The second model is one where the customers access their own instance of the same application which is configured to suit individual needs. The requirements are customized in TYPE I whereas the requirements are configured in TYPE II. Detailed configuration options are provided to the customers that allow changes in the way application looks/ behaves to its users. Each instance used by each customer remains isolated from others and hence requires the same amount of hardware resource space as that of TYPE I.
Architecturally there is a single code base for all customers, which reduces the software service costs for the provider. Any upgradation is easily provided to all customers. However, shifting from traditional model requires lot more developmental work.
The third model is one where every customer accesses a single instance of the application, with metadata which is configured to give a unique experience to each user. Security policies and authorization procedures ensure that the information provided by each customer remains isolated from that of others. The end-user has no indication about the multi-tenancy of the data which occurs at the back end.
The vendor saves hardware costs since there is only one instance of the application running and hence not much storage space is required on the servers. Scalability is an issue since the server space and database space is shared among all users. As the number of users increases, upgradation of hardware resources becomes troublesome.
This is almost a fully mature model of architecture. The customers access identical instances with their databases separated and configured metadata to provide a unique user experience. The scalability issues of TYPE III are handled easily since the hardware and the number of instances can easily be increased at the back end to match the demand. Upgradation is also easy to roll out. Architecturally this is the most demanding of all the four. Cloud servers or Load-balancing servers are used by vendors to minimizze their costs.
Though ideally all SaaS vendors should seek to achieve TYPE IV, it is not always the case.
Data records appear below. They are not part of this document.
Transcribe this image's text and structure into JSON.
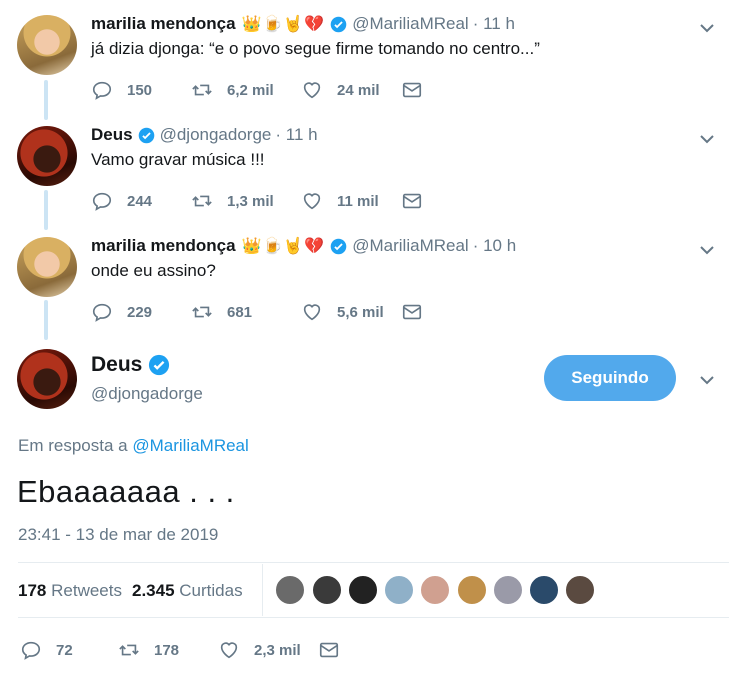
{
  "tweets": [
    {
      "name": "marilia mendonça",
      "emojis": "👑🍺🤘💔",
      "handle": "@MariliaMReal",
      "time": "· 11 h",
      "text": "já dizia djonga: “e o povo segue firme tomando no centro...”",
      "replies": "150",
      "retweets": "6,2 mil",
      "likes": "24 mil"
    },
    {
      "name": "Deus",
      "emojis": "",
      "handle": "@djongadorge",
      "time": "· 11 h",
      "text": "Vamo gravar música !!!",
      "replies": "244",
      "retweets": "1,3 mil",
      "likes": "11 mil"
    },
    {
      "name": "marilia mendonça",
      "emojis": "👑🍺🤘💔",
      "handle": "@MariliaMReal",
      "time": "· 10 h",
      "text": "onde eu assino?",
      "replies": "229",
      "retweets": "681",
      "likes": "5,6 mil"
    }
  ],
  "main": {
    "name": "Deus",
    "handle": "@djongadorge",
    "follow_label": "Seguindo",
    "reply_prefix": "Em resposta a",
    "reply_handle": "@MariliaMReal",
    "text": "Ebaaaaaaa . . .",
    "datetime": "23:41 - 13 de mar de 2019",
    "retweet_count": "178",
    "retweet_label": "Retweets",
    "like_count": "2.345",
    "like_label": "Curtidas",
    "replies": "72",
    "retweets": "178",
    "likes": "2,3 mil"
  },
  "colors": {
    "accent": "#1da1f2",
    "follow_button": "#52a9ec",
    "muted": "#657786",
    "thread_line": "#cce4f4"
  }
}
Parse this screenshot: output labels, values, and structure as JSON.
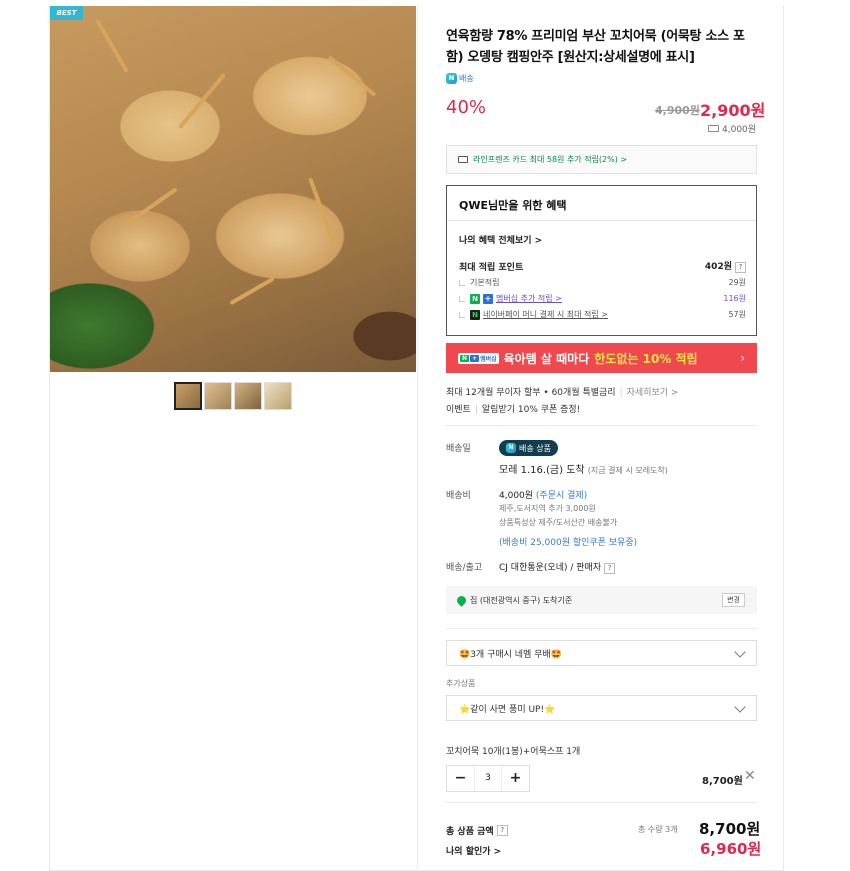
{
  "product": {
    "badge": "BEST",
    "title": "연육함량 78% 프리미엄 부산 꼬치어묵 (어묵탕 소스 포함) 오뎅탕 캠핑안주 [원산지:상세설명에 표시]",
    "delivery_tag": "배송",
    "discount": "40%",
    "original_price": "4,900원",
    "sale_price": "2,900원",
    "shipping_fee": "4,000원"
  },
  "card_offer": "라인프렌즈 카드 최대 58원 추가 적립(2%) >",
  "benefits": {
    "title": "QWE님만을 위한 혜택",
    "view_all": "나의 혜택 전체보기 >",
    "max_label": "최대 적립 포인트",
    "max_value": "402원",
    "basic_label": "기본적립",
    "basic_value": "29원",
    "membership_label": "멤버십 추가 적립 >",
    "membership_value": "116원",
    "naverpay_label": "네이버페이 머니 결제 시 최대 적립 >",
    "naverpay_value": "57원"
  },
  "promo": {
    "badge_n": "N",
    "badge_plus": "+",
    "badge_text": "멤버십",
    "text": "육아템 살 때마다",
    "highlight": "한도없는 10% 적립",
    "arrow": "›"
  },
  "installment": {
    "text": "최대 12개월 무이자 할부 • 60개월 특별금리",
    "link": "자세히보기 >"
  },
  "event": {
    "label": "이벤트",
    "text": "알림받기 10% 쿠폰 증정!"
  },
  "shipping": {
    "date_label": "배송일",
    "pill": "배송 상품",
    "arrival": "모레 1.16.(금) 도착",
    "arrival_note": "(지금 결제 시 모레도착)",
    "fee_label": "배송비",
    "fee": "4,000원",
    "fee_note": "(주문시 결제)",
    "extra1": "제주,도서지역 추가 3,000원",
    "extra2": "상품특성상 제주/도서산간 배송불가",
    "coupon": "(배송비 25,000원 할인쿠폰 보유중)",
    "carrier_label": "배송/출고",
    "carrier": "CJ 대한통운(오네) / 판매자",
    "address": "집 (대전광역시 중구) 도착기준",
    "change": "변경"
  },
  "options": {
    "select1": "🤩3개 구매시 네멤 무배🤩",
    "addon_label": "추가상품",
    "select2": "⭐같이 사면 풍미 UP!⭐",
    "item_name": "꼬치어묵 10개(1봉)+어묵스프 1개",
    "minus": "−",
    "qty": "3",
    "plus": "+",
    "item_price": "8,700원",
    "remove": "✕"
  },
  "totals": {
    "label": "총 상품 금액",
    "count": "총 수량 3개",
    "price": "8,700원",
    "my_label": "나의 할인가 >",
    "my_price": "6,960원"
  },
  "colors": {
    "accent": "#e0284e",
    "promo": "#f0484f",
    "naver_green": "#08b34a",
    "pill": "#113d4e"
  }
}
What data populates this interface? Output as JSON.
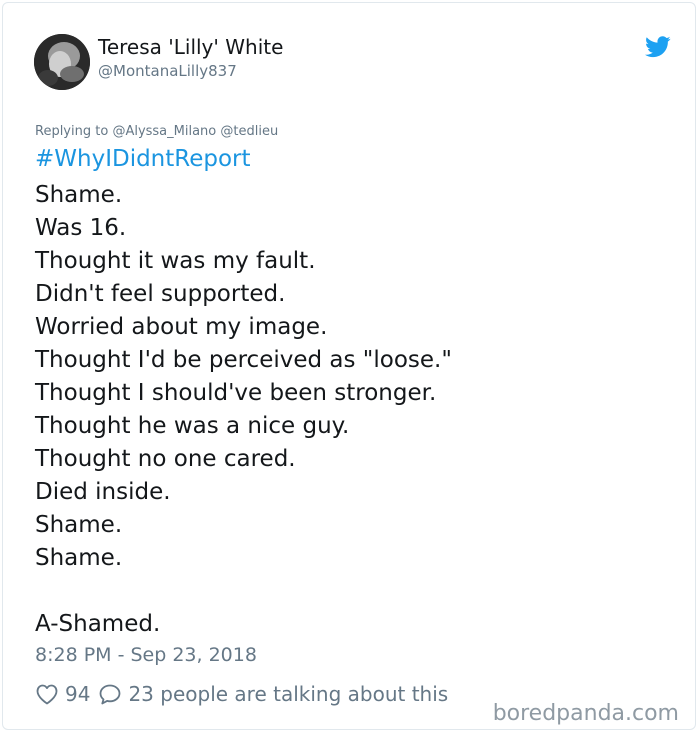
{
  "tweet": {
    "author_name": "Teresa 'Lilly' White",
    "author_handle": "@MontanaLilly837",
    "replying_prefix": "Replying to",
    "replying_to": [
      "@Alyssa_Milano",
      "@tedlieu"
    ],
    "hashtag": "#WhyIDidntReport",
    "lines": [
      "Shame.",
      "Was 16.",
      "Thought it was my fault.",
      "Didn't feel supported.",
      "Worried about my image.",
      "Thought I'd be perceived as \"loose.\"",
      "Thought I should've been stronger.",
      "Thought he was a nice guy.",
      "Thought no one cared.",
      "Died inside.",
      "Shame.",
      "Shame.",
      "",
      "A-Shamed."
    ],
    "timestamp": "8:28 PM - Sep 23, 2018",
    "likes": "94",
    "replies": "23 people are talking about this"
  },
  "icons": {
    "brand": "twitter-bird-icon",
    "like": "heart-icon",
    "reply": "comment-icon"
  },
  "colors": {
    "link": "#1b95e0",
    "muted": "#657786",
    "text": "#14171a",
    "watermark": "#8f9aa3"
  },
  "watermark": "boredpanda.com"
}
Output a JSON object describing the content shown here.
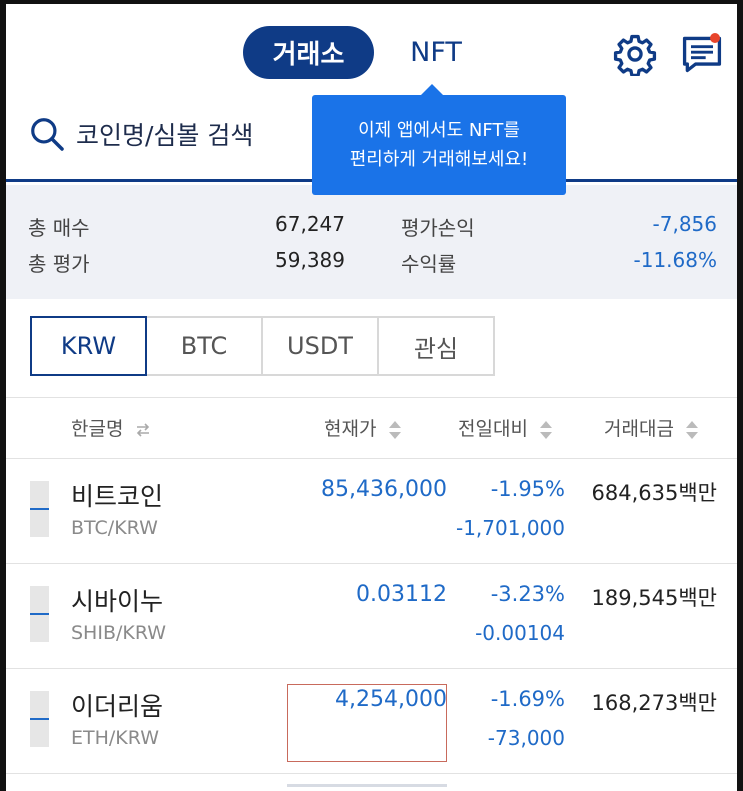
{
  "header": {
    "tab_exchange": "거래소",
    "tab_nft": "NFT",
    "settings_icon": "gear-icon",
    "notice_icon": "chat-notice-icon",
    "notice_dot_color": "#e8442b"
  },
  "search": {
    "placeholder": "코인명/심볼 검색"
  },
  "tooltip": {
    "line1": "이제 앱에서도 NFT를",
    "line2": "편리하게 거래해보세요!"
  },
  "summary": {
    "total_buy_label": "총 매수",
    "total_buy_value": "67,247",
    "total_eval_label": "총 평가",
    "total_eval_value": "59,389",
    "pnl_label": "평가손익",
    "pnl_value": "-7,856",
    "yield_label": "수익률",
    "yield_value": "-11.68%"
  },
  "currency_tabs": [
    "KRW",
    "BTC",
    "USDT",
    "관심"
  ],
  "active_tab": "KRW",
  "table_header": {
    "name": "한글명",
    "price": "현재가",
    "change": "전일대비",
    "volume": "거래대금"
  },
  "rows": [
    {
      "name": "비트코인",
      "symbol": "BTC/KRW",
      "price": "85,436,000",
      "rate": "-1.95%",
      "diff": "-1,701,000",
      "volume": "684,635백만"
    },
    {
      "name": "시바이누",
      "symbol": "SHIB/KRW",
      "price": "0.03112",
      "rate": "-3.23%",
      "diff": "-0.00104",
      "volume": "189,545백만"
    },
    {
      "name": "이더리움",
      "symbol": "ETH/KRW",
      "price": "4,254,000",
      "rate": "-1.69%",
      "diff": "-73,000",
      "volume": "168,273백만"
    }
  ],
  "colors": {
    "brand_navy": "#0f3b86",
    "tooltip_blue": "#1a73e8",
    "negative_blue": "#1f6ac7"
  }
}
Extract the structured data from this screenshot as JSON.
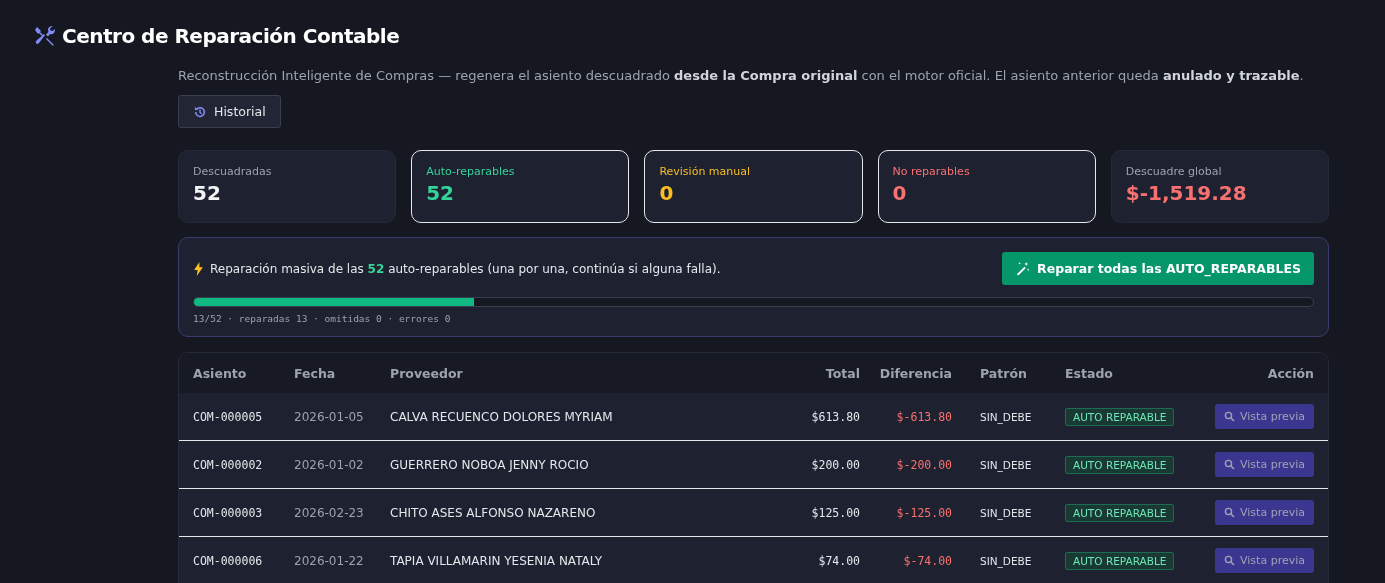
{
  "title": "Centro de Reparación Contable",
  "description": "Reconstrucción Inteligente de Compras — regenera el asiento descuadrado **desde la Compra original** con el motor oficial. El asiento anterior queda **anulado y trazable**.",
  "history_button": "Historial",
  "stats": [
    {
      "label": "Descuadradas",
      "value": "52",
      "color": "#f3f4f6",
      "outlined": false
    },
    {
      "label": "Auto-reparables",
      "value": "52",
      "color": "#34d399",
      "outlined": true
    },
    {
      "label": "Revisión manual",
      "value": "0",
      "color": "#fbbf24",
      "outlined": true
    },
    {
      "label": "No reparables",
      "value": "0",
      "color": "#f87171",
      "outlined": true
    },
    {
      "label": "Descuadre global",
      "value": "$-1,519.28",
      "color": "#f87171",
      "outlined": false
    }
  ],
  "bulk": {
    "message": "Reparación masiva de las **52** auto-reparables (una por una, continúa si alguna falla).",
    "button": "Reparar todas las AUTO_REPARABLES",
    "level": 0.25,
    "progress_text": "13/52 · reparadas 13 · omitidas 0 · errores 0"
  },
  "table": {
    "columns": [
      "Asiento",
      "Fecha",
      "Proveedor",
      "Total",
      "Diferencia",
      "Patrón",
      "Estado",
      "Acción"
    ],
    "rows": [
      {
        "asiento": "COM-000005",
        "fecha": "2026-01-05",
        "proveedor": "CALVA RECUENCO DOLORES MYRIAM",
        "total": "$613.80",
        "diferencia": "$-613.80",
        "patron": "SIN_DEBE",
        "estado": "AUTO REPARABLE",
        "accion": "Vista previa",
        "disabled": true
      },
      {
        "asiento": "COM-000002",
        "fecha": "2026-01-02",
        "proveedor": "GUERRERO NOBOA JENNY ROCIO",
        "total": "$200.00",
        "diferencia": "$-200.00",
        "patron": "SIN_DEBE",
        "estado": "AUTO REPARABLE",
        "accion": "Vista previa",
        "disabled": true
      },
      {
        "asiento": "COM-000003",
        "fecha": "2026-02-23",
        "proveedor": "CHITO ASES ALFONSO NAZARENO",
        "total": "$125.00",
        "diferencia": "$-125.00",
        "patron": "SIN_DEBE",
        "estado": "AUTO REPARABLE",
        "accion": "Vista previa",
        "disabled": true
      },
      {
        "asiento": "COM-000006",
        "fecha": "2026-01-22",
        "proveedor": "TAPIA VILLAMARIN YESENIA NATALY",
        "total": "$74.00",
        "diferencia": "$-74.00",
        "patron": "SIN_DEBE",
        "estado": "AUTO REPARABLE",
        "accion": "Vista previa",
        "disabled": true
      }
    ]
  }
}
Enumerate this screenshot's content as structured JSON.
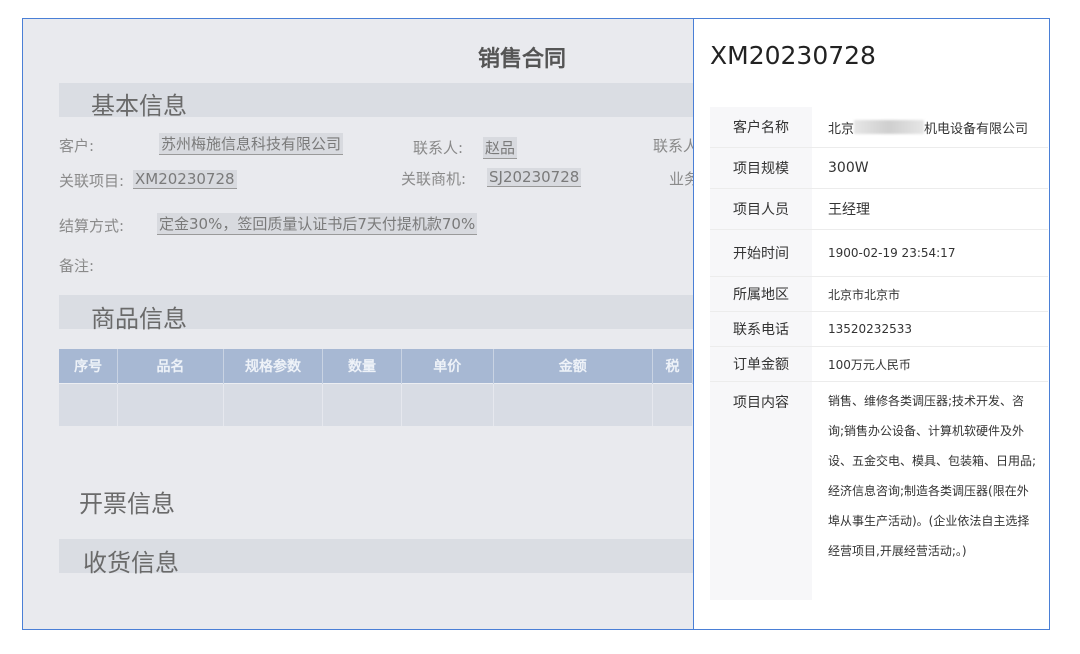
{
  "contract": {
    "title": "销售合同",
    "basic_section": "基本信息",
    "customer_label": "客户:",
    "customer_value": "苏州梅施信息科技有限公司",
    "contact_label": "联系人:",
    "contact_value": "赵品",
    "contact_phone_label_cut": "联系人",
    "project_label": "关联项目:",
    "project_value": "XM20230728",
    "opportunity_label": "关联商机:",
    "opportunity_value": "SJ20230728",
    "business_label_cut": "业务",
    "settlement_label": "结算方式:",
    "settlement_value": "定金30%，签回质量认证书后7天付提机款70%",
    "remark_label": "备注:",
    "goods_section": "商品信息",
    "goods_columns": [
      "序号",
      "品名",
      "规格参数",
      "数量",
      "单价",
      "金额",
      "税"
    ],
    "invoice_section": "开票信息",
    "receipt_section": "收货信息"
  },
  "panel": {
    "title": "XM20230728",
    "rows": [
      {
        "key": "客户名称",
        "val_pre": "北京",
        "val_post": "机电设备有限公司"
      },
      {
        "key": "项目规模",
        "val": "300W"
      },
      {
        "key": "项目人员",
        "val": "王经理"
      },
      {
        "key": "开始时间",
        "val": "1900-02-19 23:54:17"
      },
      {
        "key": "所属地区",
        "val": "北京市北京市"
      },
      {
        "key": "联系电话",
        "val": "13520232533"
      },
      {
        "key": "订单金额",
        "val": "100万元人民币"
      },
      {
        "key": "项目内容",
        "val": "销售、维修各类调压器;技术开发、咨询;销售办公设备、计算机软硬件及外设、五金交电、模具、包装箱、日用品;经济信息咨询;制造各类调压器(限在外埠从事生产活动)。(企业依法自主选择经营项目,开展经营活动;。)"
      }
    ]
  }
}
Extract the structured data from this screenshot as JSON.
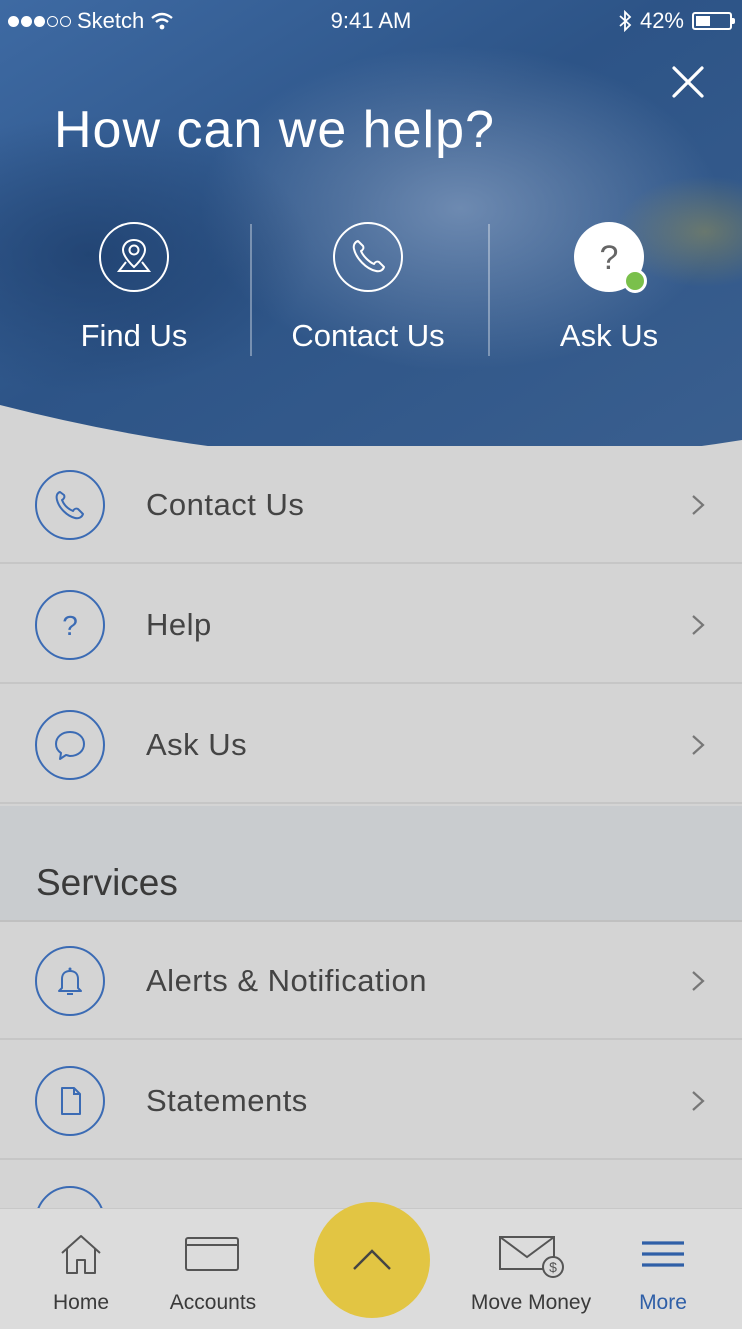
{
  "status_bar": {
    "carrier": "Sketch",
    "time": "9:41 AM",
    "battery": "42%"
  },
  "hero": {
    "title": "How can we help?",
    "quick_actions": [
      {
        "label": "Find Us",
        "icon": "location-pin-icon"
      },
      {
        "label": "Contact Us",
        "icon": "phone-icon"
      },
      {
        "label": "Ask Us",
        "icon": "help-chat-icon",
        "online": true
      }
    ]
  },
  "help_list": [
    {
      "label": "Contact Us",
      "icon": "phone-icon"
    },
    {
      "label": "Help",
      "icon": "question-icon"
    },
    {
      "label": "Ask Us",
      "icon": "chat-bubble-icon"
    }
  ],
  "services": {
    "title": "Services",
    "items": [
      {
        "label": "Alerts & Notification",
        "icon": "bell-icon"
      },
      {
        "label": "Statements",
        "icon": "document-icon"
      }
    ]
  },
  "tab_bar": {
    "tabs": [
      {
        "label": "Home",
        "icon": "home-icon"
      },
      {
        "label": "Accounts",
        "icon": "card-icon"
      },
      {
        "label": "Move Money",
        "icon": "envelope-money-icon"
      },
      {
        "label": "More",
        "icon": "menu-icon",
        "active": true
      }
    ],
    "fab_icon": "chevron-up-icon"
  },
  "colors": {
    "hero_blue": "#2f5b94",
    "accent_blue": "#3b6bb4",
    "online_green": "#7ac04b",
    "fab_yellow": "#e2c543"
  }
}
The customer base and their data needs, type and complexity of applications serviced, costs and resources involved, developmental effort and time required and various other factors determine the architectural model followed by the vendors.